There are lots of different kinds of Hooligans in the world. There’s Little Giz in Florida, and Popie up in Yankee Land. And there are the Hooli-guinapigs in Bellingham. I think there’s even a c@t somewhere that Mom calls a Signifi-Cat, who is a Hooligan. His name is Cujo. I don’t think we’ll ever get together but I’m okay with him being in the club. Being Anofficial Hooligan just means you have a Hooligan spirit. You get into mischief just for the sheer joy of it. Because you can’t not get into the mischief. If you understand that feeling, you’re a Hooligan too.

Mom and Dad went to N’awlins the other day to see a whole lotta Hooligans that are from the same dog family our Buddy is. There’s an Animal Planet show about this pit bull terrier sanctuary that just moved from California to N’awlins. It’s called Pit Bulls and Parolees. The Grand Opening of their place was last weekend. Mom and Dad took them some food and some money and spent the day touring Villalobos.

There are over 150 pit bull terriers there. Lots of them are ready to be adopted and they are GOOD dogs, happy and loving and playful like Buddy. Here are some pickshures of a couple of them. And you can find out more about them at


Next time the ‘rents go to N’awlins, it will be to visit a new foster Airedale named Godwin. He was transported from Tuscaloosa to Meridian to N’awlins and is staying with a family that was really really excited to get him. Here’s a pickshure of Godwin. He didn’t come to stay with us but he’s part of the Hooligan House family anyway.
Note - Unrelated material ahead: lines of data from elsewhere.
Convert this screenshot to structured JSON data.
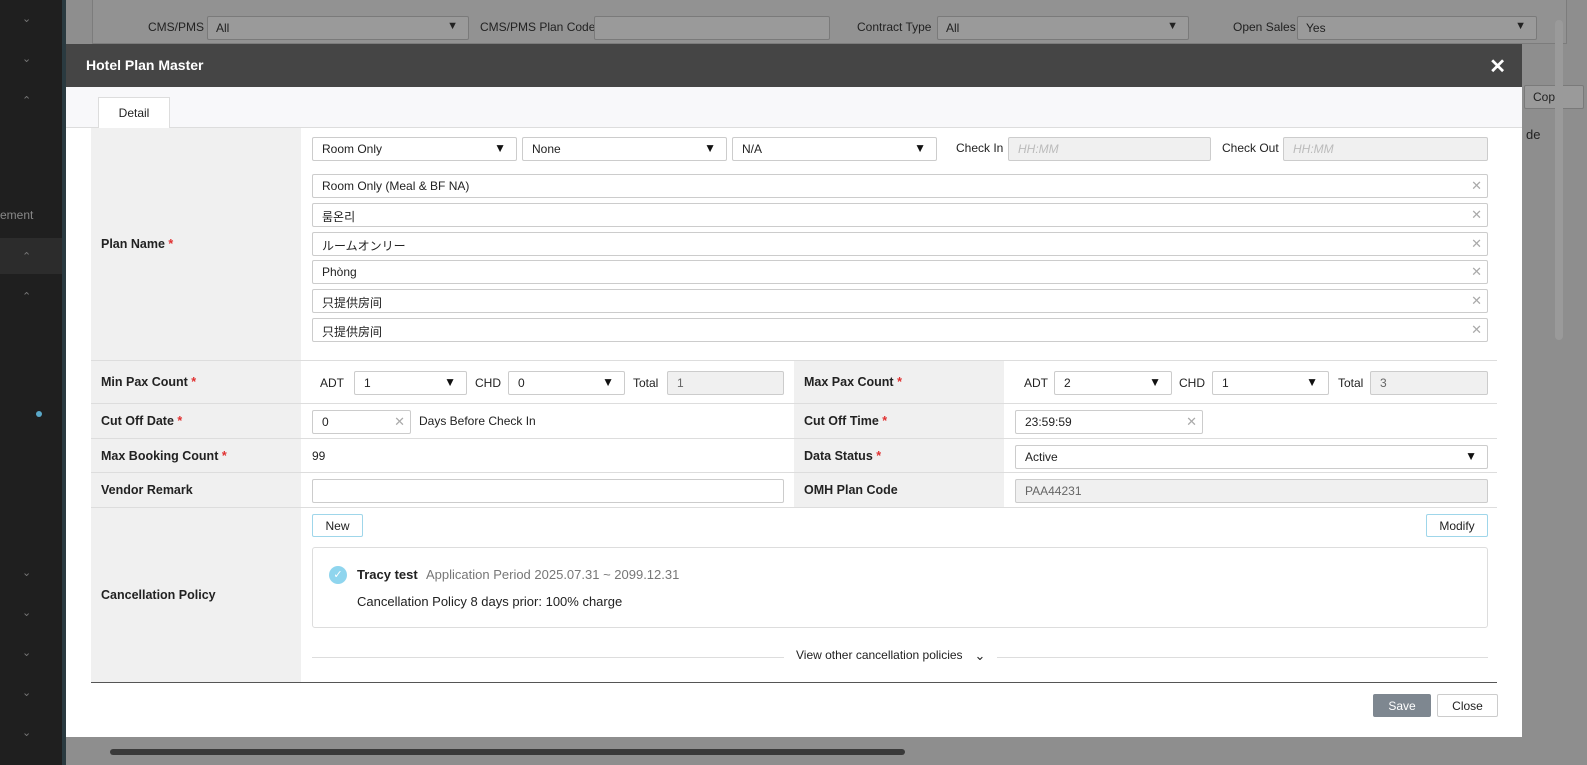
{
  "background": {
    "cms_pms_label": "CMS/PMS",
    "cms_pms_value": "All",
    "plan_code_label": "CMS/PMS Plan Code",
    "contract_type_label": "Contract Type",
    "contract_type_value": "All",
    "open_sales_label": "Open Sales",
    "open_sales_value": "Yes",
    "copy_button": "Copy",
    "col_fragment": "de",
    "sidebar_fragment": "ement"
  },
  "modal": {
    "title": "Hotel Plan Master",
    "close_icon": "close-icon",
    "tab": "Detail"
  },
  "plan": {
    "label": "Plan Name",
    "meal": "Room Only",
    "option2": "None",
    "option3": "N/A",
    "check_in_label": "Check In",
    "check_in_placeholder": "HH:MM",
    "check_out_label": "Check Out",
    "check_out_placeholder": "HH:MM",
    "names": [
      "Room Only (Meal & BF NA)",
      "룸온리",
      "ルームオンリー",
      "Phòng",
      "只提供房间",
      "只提供房间"
    ]
  },
  "min_pax": {
    "label": "Min Pax Count",
    "adt_label": "ADT",
    "adt": "1",
    "chd_label": "CHD",
    "chd": "0",
    "total_label": "Total",
    "total": "1"
  },
  "max_pax": {
    "label": "Max Pax Count",
    "adt_label": "ADT",
    "adt": "2",
    "chd_label": "CHD",
    "chd": "1",
    "total_label": "Total",
    "total": "3"
  },
  "cut_off_date": {
    "label": "Cut Off Date",
    "value": "0",
    "suffix": "Days Before Check In"
  },
  "cut_off_time": {
    "label": "Cut Off Time",
    "value": "23:59:59"
  },
  "max_booking": {
    "label": "Max Booking Count",
    "value": "99"
  },
  "data_status": {
    "label": "Data Status",
    "value": "Active"
  },
  "vendor_remark": {
    "label": "Vendor Remark",
    "value": ""
  },
  "omh_plan_code": {
    "label": "OMH Plan Code",
    "value": "PAA44231"
  },
  "cancellation": {
    "label": "Cancellation Policy",
    "new_button": "New",
    "modify_button": "Modify",
    "policy_name": "Tracy test",
    "period": "Application Period 2025.07.31 ~ 2099.12.31",
    "description": "Cancellation Policy 8 days prior: 100% charge",
    "view_other": "View other cancellation policies"
  },
  "footer": {
    "save": "Save",
    "close": "Close"
  }
}
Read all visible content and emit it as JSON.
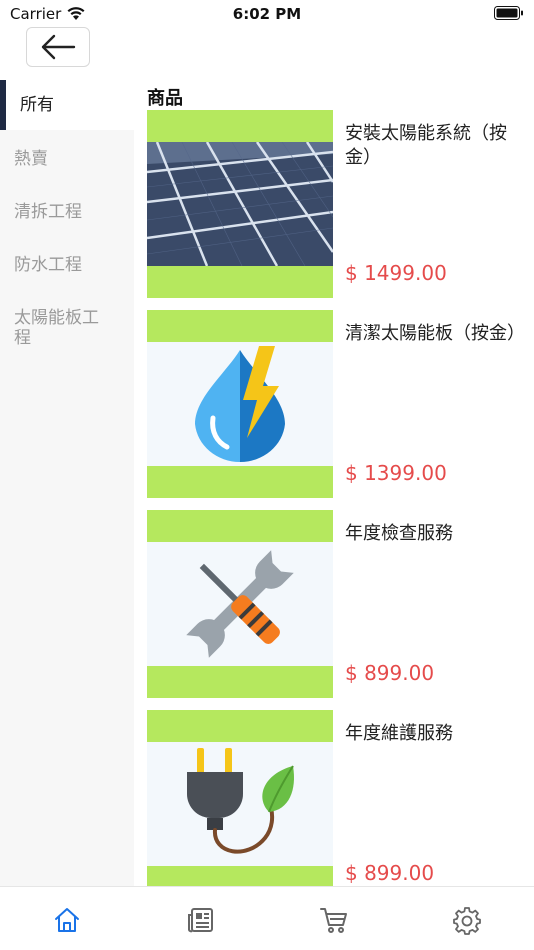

Y’owl have a good week! And watch out for Hooliganism.
April is a good month for it!